About Us

Air for All

Project Inspiration is part of ‘Air for All’, an initiative of TU Delft that consists of three projects, each which develops a different type of ventilator. This initiative consists of:

  • Project Inspiration – develops a mechanical ventilator, inspired by the 1960s ventilator from Rijksmuseum Boerhaave. No electronics are required for this device. This device is easy to build and repair by anyone, including in less developed countries. The device can be used outside of a hospital setting.
  • OperationAIR – develops an emergency ventilator that meets the European safety requirements as closely as possible and that resembles the regular respiratory equipment used in Dutch hospitals in terms of user-friendliness and settings. The device is compatible with the infrastructure in Dutch hospitals.
  • BTB-Breathe – develops a ventilator consisting of standard parts that are available locally all over the world. The device is compatible with the infrastructure in Dutch hospitals, but also with the infrastructure in foreign hospitals.
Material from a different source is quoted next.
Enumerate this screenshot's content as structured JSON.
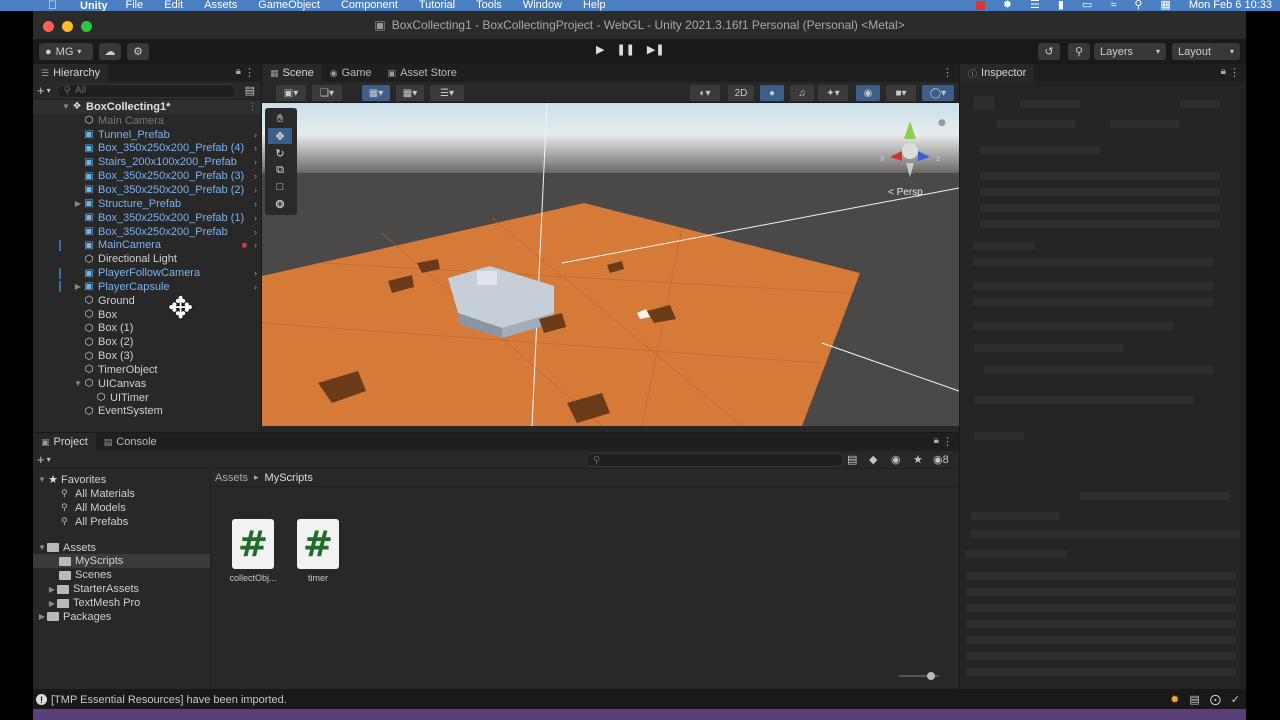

What makes us different?

Short time to market with widely available parts

Easily scalable, production up to 1000 machines per week

Robustness of the purely mechanical working principle
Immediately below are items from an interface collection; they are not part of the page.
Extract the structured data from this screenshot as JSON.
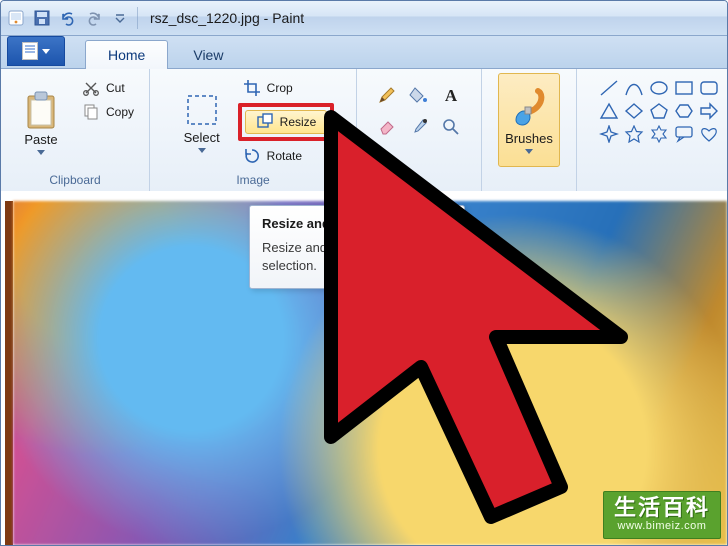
{
  "titlebar": {
    "filename": "rsz_dsc_1220.jpg",
    "appname": "Paint"
  },
  "qat": {
    "save": "save-icon",
    "undo": "undo-icon",
    "redo": "redo-icon",
    "customize": "chevron-down-icon"
  },
  "tabs": {
    "home": "Home",
    "view": "View"
  },
  "ribbon": {
    "clipboard": {
      "label": "Clipboard",
      "paste": "Paste",
      "cut": "Cut",
      "copy": "Copy"
    },
    "image": {
      "label": "Image",
      "select": "Select",
      "crop": "Crop",
      "resize": "Resize",
      "rotate": "Rotate"
    },
    "tools": {
      "pencil": "pencil-icon",
      "fill": "fill-bucket-icon",
      "text": "text-icon",
      "eraser": "eraser-icon",
      "picker": "color-picker-icon",
      "magnifier": "magnifier-icon"
    },
    "brushes": {
      "label": "Brushes"
    }
  },
  "tooltip": {
    "title": "Resize and skew",
    "body": "Resize and skew the picture or selection."
  },
  "watermark": {
    "text": "生活百科",
    "url": "www.bimeiz.com"
  }
}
Developed in cooperation with intensivists

Option to connect a built-in humidifier

Low estimated cost price

About Project Inspiration

Project Inspiration is a non-profit team at Delft University of Technology working on a mechanical ventilator to battle the growing global shortage.

There is a high demand for easy-to-produce, durable ventilators in intensive care units across the world. This project aims to develop a mechanical ventilator that can be easily deployed and incorporates the basic functions necessary to ventilate COVID-19 patients. We not only aim to design the system, but we will also facilitate the implementation of local production and use to create the needed impact. 

Similar to the extensively used ventilator from the 60s that we based our design on, the East-Radcliffe ventilator, the working principle is purely mechanical. It has been designed in close collaboration with intensivists and military doctors to meet specific requirements and high standards, while it also can be fabricated with standard machinery in low-tech environments. It does not depend on specialized medical components that are part of standard ventilators. Such components are currently very scarce on the world market.